Labels We Love: Bersa Discos
Every day this month we're rolling out a new feature on XLR8R's Labels We Love of 2009. Whether it's the eye-catching aesthetics of Type or the model-for-the-future approach of Interdependent Media, these cut-making selections of the best in underground electronic, indie, hip-hop, and experimental imprints punch way above their weight. Feast your eyes on the features and then download many of the labels' related podcasts here.
Two Californian cumbia nueva princes return from Argentina with guns a-blazin’.
The Latin American folk music known as cumbia first emerged as the accompaniment to a courtship dance performed by early 19th-century African slaves in Colombia. Over the years that followed, it became everything from the party soundtrack of the lower social classes to an international pop phenomenon and chart-topper in South and Central America.
Its most distinguishable feature is an Afro-Latin 4/4 rhythm augmented with a scraping or shaking sound created by rubbing a stick across the a traditional instrument called a güiro. But today’s cumbia nueva producers tend to generate those sounds electronically, and then weave them into a storm of sizzling synths and chunky, 808 basslines. In other words, this is not your abuela’s cumbia.
“There are some really crazy variations,” says Shawn Reynaldo (a.k.a Disco Shawn), a seasoned Bay Area DJ and co-founder of the two-year-old Bersa Discos label. (Full disclosure: Reynaldo is also an editor at XLR8R, but his involvement with Bersa Discos and his nose for next-level sounds was half the reason we hired him.—Ed.) “One style is called cumbia rebajada, where the music is pitched way down on purpose, so it gets super-heavy and almost psychedelic…but it’s not exactly dancefloor-friendly.”
Bersa Discos’ releases chop and splice vintage crate-digger cumbias with anything from hip-hop beats to dancehall to dubstep. Yet, considering Reynaldo’s current place in the cumbia nueva scene, he knew relatively little about the genre before 2006, when he moved to Buenos Aires, Argentina with thoughts of discovering a fresh crop of post-post-punk and noise bands. Instead, he stumbled upon cumbia after befriending his now-L.A.-based Bersa Discos co-founder Gavin Burnett (a.k.a. Oro11) at the urging of mutual friends in the band Lemonade.
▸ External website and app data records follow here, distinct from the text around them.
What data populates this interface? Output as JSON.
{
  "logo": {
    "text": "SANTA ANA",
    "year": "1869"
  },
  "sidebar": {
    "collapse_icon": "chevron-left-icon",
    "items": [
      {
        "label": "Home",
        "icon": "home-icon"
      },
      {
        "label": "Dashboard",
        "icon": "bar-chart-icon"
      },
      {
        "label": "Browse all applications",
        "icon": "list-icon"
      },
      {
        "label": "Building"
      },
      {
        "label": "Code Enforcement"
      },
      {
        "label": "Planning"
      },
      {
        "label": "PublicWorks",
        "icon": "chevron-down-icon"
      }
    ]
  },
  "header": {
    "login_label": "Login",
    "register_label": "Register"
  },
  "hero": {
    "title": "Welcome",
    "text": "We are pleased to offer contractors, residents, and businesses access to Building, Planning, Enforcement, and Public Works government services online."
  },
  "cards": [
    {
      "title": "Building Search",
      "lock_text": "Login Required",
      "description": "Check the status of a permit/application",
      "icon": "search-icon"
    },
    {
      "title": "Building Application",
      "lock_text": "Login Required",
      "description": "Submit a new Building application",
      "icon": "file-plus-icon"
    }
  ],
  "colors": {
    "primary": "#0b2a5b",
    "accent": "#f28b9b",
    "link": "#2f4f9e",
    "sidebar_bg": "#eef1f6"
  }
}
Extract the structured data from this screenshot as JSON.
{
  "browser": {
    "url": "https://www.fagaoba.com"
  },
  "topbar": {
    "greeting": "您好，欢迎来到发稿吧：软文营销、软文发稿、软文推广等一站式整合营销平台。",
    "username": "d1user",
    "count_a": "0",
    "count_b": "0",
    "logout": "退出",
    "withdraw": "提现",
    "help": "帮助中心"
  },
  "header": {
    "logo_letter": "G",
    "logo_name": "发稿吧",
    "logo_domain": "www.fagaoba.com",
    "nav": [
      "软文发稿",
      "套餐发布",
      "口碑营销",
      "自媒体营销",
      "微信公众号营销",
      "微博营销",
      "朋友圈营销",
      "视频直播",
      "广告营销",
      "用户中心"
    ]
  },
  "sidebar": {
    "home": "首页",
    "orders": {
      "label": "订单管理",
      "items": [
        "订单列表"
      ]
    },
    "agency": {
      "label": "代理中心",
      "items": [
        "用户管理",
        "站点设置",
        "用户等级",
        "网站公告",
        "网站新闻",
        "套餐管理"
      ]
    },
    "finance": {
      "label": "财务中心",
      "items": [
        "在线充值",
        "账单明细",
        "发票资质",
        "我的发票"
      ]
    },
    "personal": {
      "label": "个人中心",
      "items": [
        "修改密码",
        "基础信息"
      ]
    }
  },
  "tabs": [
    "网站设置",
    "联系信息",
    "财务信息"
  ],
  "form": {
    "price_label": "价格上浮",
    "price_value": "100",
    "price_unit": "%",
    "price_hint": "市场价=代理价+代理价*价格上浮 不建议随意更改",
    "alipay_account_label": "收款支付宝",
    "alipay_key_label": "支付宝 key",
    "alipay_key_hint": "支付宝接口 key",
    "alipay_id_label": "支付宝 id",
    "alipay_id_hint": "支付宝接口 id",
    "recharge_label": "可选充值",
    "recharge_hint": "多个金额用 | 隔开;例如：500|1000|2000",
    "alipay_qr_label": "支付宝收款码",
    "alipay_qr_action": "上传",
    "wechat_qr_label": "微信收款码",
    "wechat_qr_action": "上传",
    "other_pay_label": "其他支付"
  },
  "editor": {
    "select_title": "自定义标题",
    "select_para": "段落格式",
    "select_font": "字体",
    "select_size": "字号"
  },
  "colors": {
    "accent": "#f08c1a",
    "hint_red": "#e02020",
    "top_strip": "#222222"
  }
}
Burnett had been living in Buenos Aires for five years and got into cumbia by DJing underground parties with Zizek Urban Beats Club, a small gathering of local DJs and producers that became a weekly club night shortly before Reynaldo arrived. Reynaldo was also invited to DJ at Zizek, and, like Burnett, began integrating more and more cumbia into his own sets.
“A lot of our friends down there just swapped MP3s, but no one was really distributing [cumbia nueva],” Burnett explains. With this in mind, the two Bay Area ex-pats founded Bersa Discos (a combination of the name of an Argentinean gun maker and the Spanish word for “records”), which was initially a home for other Buenos Aires-based producers like El Hijo de la Cumbia and Daleduro. Reynaldo and Burnett have since opened up their roster to include other international players like Brooklyn’s Uproot Andy, the Netherlands’ Sonido del Principe, and Mexico’s Toy Selectah, who is responsible for the label’s recent Bersa Discos #5 EP. The Bersa gents also promote their own cumbia-inspired monthly party, Tormenta Tropical, in both Los Angeles and San Francisco, and they expect to release #6, featuring Sabo (founder of the Sol Selectas label and manager of Turntable Lab’s New York shop) in the months to come, to be followed by new material from Montreal-based El Nosotros and Burnett himself.
But for as forward-thinking as Bersa Discos’ founders are, they have no illusions about the reach of their new spin on an old style. “What we’re doing is just one of the countless ways [cumbia] has mutated over the years,” says Reynaldo. “This is part of a much larger global trend. All over the world, people in third-world countries are gaining access to technology and the same bedroom producer phenomenon is repeating itself. People are taking sounds they’re familiar with, cutting them up, and making something new.”
Photo Mathew Scott